Design: We carried out laser capture microdissection of tumor emboli in 200 cases of human breast cancer including cases of both infiltrating ductal as well as lobular cancer. These cases included all of the common molecular classes of breast cancer including luminal A, luminal B, luminal C, Her-2/neu positive and triple negative including the basal subtype. The common denominator which was studied in all of these cases was the lymphovascular embolus.

Result: By both RT-PCR and IHC, lymphovascular emboli exhibited five-ten fold higher stem cell markers including Stellar, H19, Rex-1, Nestin, CD133 and Aldehyde Dehydrogenase 1 (ALDH1) as well as stem cell transcriptional determinants including OCT4, SOX2, and Nanog than the non-embolic tumoral areas. In addition, stem cell signaling pathways specifically involved in self-renewal and pluripotency including Bmi-1, Hedgehog and Notch 3 were activated selectively within the lymphovascular tumor emboli. These observations held true irrespective of the molecular class of breast cancer from which the embolus was derived and irrespective of the adhesion status (presence or absence of E-cadherin) of the embolus.

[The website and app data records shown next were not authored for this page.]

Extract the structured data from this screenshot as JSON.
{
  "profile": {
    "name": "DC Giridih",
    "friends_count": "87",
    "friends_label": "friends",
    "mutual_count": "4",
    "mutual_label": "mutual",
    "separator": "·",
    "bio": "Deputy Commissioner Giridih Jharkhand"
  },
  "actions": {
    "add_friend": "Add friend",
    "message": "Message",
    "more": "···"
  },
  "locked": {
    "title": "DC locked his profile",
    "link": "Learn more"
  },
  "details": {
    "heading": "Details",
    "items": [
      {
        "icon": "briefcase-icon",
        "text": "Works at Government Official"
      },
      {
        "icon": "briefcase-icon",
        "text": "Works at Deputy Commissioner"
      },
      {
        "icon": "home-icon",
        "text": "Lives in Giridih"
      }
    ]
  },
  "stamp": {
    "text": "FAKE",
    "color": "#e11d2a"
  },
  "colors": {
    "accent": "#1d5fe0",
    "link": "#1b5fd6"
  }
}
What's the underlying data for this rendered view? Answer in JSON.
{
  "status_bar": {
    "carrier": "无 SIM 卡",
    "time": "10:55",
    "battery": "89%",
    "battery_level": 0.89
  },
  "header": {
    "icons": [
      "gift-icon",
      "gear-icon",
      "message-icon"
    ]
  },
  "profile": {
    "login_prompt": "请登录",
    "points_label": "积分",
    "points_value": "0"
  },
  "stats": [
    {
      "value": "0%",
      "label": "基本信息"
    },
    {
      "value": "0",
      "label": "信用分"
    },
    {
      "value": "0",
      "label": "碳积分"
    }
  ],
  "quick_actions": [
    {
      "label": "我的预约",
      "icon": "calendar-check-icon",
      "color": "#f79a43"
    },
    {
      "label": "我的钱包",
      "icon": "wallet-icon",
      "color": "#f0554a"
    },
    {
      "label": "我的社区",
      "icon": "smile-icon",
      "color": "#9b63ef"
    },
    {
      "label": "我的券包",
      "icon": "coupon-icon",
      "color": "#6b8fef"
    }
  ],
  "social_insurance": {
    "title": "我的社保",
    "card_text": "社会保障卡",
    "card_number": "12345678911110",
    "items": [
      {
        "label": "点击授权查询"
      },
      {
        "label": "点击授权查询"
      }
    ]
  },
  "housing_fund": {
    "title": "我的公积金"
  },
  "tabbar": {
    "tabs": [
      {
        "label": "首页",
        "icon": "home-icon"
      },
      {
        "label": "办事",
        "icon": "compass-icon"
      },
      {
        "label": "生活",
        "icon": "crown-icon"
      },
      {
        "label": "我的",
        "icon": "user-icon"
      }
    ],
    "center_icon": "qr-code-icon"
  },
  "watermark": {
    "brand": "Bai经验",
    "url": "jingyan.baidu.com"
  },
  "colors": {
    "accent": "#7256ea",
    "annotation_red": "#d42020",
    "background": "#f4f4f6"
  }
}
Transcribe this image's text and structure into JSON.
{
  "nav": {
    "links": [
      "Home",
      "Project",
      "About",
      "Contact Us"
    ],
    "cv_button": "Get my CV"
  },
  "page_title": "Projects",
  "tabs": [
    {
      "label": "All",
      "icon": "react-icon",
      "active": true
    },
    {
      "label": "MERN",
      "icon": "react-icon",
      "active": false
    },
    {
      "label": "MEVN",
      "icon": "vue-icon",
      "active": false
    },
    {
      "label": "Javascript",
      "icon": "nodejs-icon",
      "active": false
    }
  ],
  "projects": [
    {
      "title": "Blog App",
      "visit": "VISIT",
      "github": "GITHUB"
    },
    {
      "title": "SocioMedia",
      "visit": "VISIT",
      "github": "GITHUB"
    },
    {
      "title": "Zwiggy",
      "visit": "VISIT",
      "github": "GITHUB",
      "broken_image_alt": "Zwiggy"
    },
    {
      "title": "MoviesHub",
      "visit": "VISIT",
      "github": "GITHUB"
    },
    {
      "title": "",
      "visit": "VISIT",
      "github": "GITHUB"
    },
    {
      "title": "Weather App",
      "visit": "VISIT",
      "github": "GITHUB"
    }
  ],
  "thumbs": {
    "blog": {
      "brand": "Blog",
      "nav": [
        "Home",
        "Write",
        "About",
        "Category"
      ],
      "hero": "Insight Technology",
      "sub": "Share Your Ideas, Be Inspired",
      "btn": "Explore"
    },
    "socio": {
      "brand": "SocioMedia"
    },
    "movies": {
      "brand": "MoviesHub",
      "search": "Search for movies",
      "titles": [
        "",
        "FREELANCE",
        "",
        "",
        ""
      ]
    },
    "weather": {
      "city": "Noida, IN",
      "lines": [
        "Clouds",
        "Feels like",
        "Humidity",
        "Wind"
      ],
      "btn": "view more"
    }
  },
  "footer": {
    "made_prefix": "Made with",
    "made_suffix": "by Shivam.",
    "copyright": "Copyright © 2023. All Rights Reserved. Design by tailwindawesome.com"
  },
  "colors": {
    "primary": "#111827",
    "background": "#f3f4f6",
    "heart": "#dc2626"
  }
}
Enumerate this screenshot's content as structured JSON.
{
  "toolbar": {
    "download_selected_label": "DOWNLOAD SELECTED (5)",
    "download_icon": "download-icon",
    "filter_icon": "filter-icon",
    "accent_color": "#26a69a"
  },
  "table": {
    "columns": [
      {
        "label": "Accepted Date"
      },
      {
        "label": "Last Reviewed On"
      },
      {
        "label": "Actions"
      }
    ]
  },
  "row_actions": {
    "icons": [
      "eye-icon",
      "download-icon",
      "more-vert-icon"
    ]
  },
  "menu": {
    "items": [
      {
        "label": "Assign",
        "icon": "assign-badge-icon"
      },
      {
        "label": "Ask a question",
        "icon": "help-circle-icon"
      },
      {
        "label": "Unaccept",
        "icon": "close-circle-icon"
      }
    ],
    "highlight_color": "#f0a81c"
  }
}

Conclusion: Our findings indicate that the lymphovascular embolus is not simply a cellular fragment that detaches from the main tumor but rather represents a selection for a stem cell phenotype. This finding may explain the increased resistance of lymphovascular tumor emboli to chemotherapy and the decreased disease-free survival and poorer prognosis exhibited by patients with significant lymphovascular emboli.



A novel human xenograft model of inflammatory breast cancer
Periodical:Cancer Research
Index Medicus: Cancer Res
Authors: Alpaugh ML, Tomlinson JS, Shao ZM, Barsky SH
Yr: 1999 Vol: 59 Nbr: 20 Abs: Pg:5079-84

An intact overexpressed E-cadherin/alpha,beta-catenin axis characterizes the lymphovascular emboli of inflammatory breast carcinoma
Periodical:Cancer Research
Index Medicus: Cancer Res
Authors: Tomlinson JS, Alpaugh ML, Barsky SH
Yr: 2001 Vol: 61 Nbr: 13 Abs: Pg:5231-41

Cooperative role of E-cadherin and sialyl-Lewis X/A-deficient MUC1 in the passive dissemination of tumor emboli in inflammatory breast carcinoma
Periodical:Oncogene
Index Medicus: Oncogene
Authors: Alpaugh ML, Tomlinson JS, Kasraeian S, Barsky SH
Yr: 2002 Vol: 21 Nbr: 22 Abs: Pg:3631-43

Reversible model of spheroid formation allows for high efficiency of gene delivery ex vivo and accurate gene assessment in vivo
Periodical:Human Gene Therapy
Index Medicus: Hum Gene Ther
Authors: Alpaugh ML, Barsky SH
Yr: 2002 Vol: 13 Nbr: 10 Abs: Pg:1245-58

Relationship of sialyl-Lewis(x/a) underexpression and E-cadherin overexpression in the lymphovascular embolus of inflammatory breast carcinoma
Periodical:American Journal of Pathology
Index Medicus: Am J Pathol
Authors: Alpaugh ML, Tomlinson JS, Ye Y, Barsky SH
Yr: 2002 Vol: 161 Nbr: 2 Abs: Pg:619-28